Prompt
When every entry has been read, print each one back exactly.

Data records
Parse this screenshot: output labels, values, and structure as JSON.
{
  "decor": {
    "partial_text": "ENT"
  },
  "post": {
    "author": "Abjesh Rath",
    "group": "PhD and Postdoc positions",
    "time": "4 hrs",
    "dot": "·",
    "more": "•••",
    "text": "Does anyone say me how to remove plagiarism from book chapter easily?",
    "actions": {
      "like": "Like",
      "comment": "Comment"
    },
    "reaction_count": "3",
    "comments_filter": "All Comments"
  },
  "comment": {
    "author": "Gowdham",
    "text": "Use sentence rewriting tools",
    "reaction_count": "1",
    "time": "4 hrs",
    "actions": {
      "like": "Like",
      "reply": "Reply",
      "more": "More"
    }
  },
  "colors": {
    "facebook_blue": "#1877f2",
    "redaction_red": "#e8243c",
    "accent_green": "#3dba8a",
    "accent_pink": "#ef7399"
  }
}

Exercise answer
Parse this screenshot: output labels, values, and structure as JSON.
{
  "decor": {
    "partial_text": "ENT"
  },
  "post": {
    "author": "Abjesh Rath",
    "group": "PhD and Postdoc positions",
    "time": "4 hrs",
    "dot": "·",
    "more": "•••",
    "text": "Does anyone say me how to remove plagiarism from book chapter easily?",
    "actions": {
      "like": "Like",
      "comment": "Comment"
    },
    "reaction_count": "3",
    "comments_filter": "All Comments"
  },
  "comment": {
    "author": "Gowdham",
    "text": "Use sentence rewriting tools",
    "reaction_count": "1",
    "time": "4 hrs",
    "actions": {
      "like": "Like",
      "reply": "Reply",
      "more": "More"
    }
  },
  "colors": {
    "facebook_blue": "#1877f2",
    "redaction_red": "#e8243c",
    "accent_green": "#3dba8a",
    "accent_pink": "#ef7399"
  }
}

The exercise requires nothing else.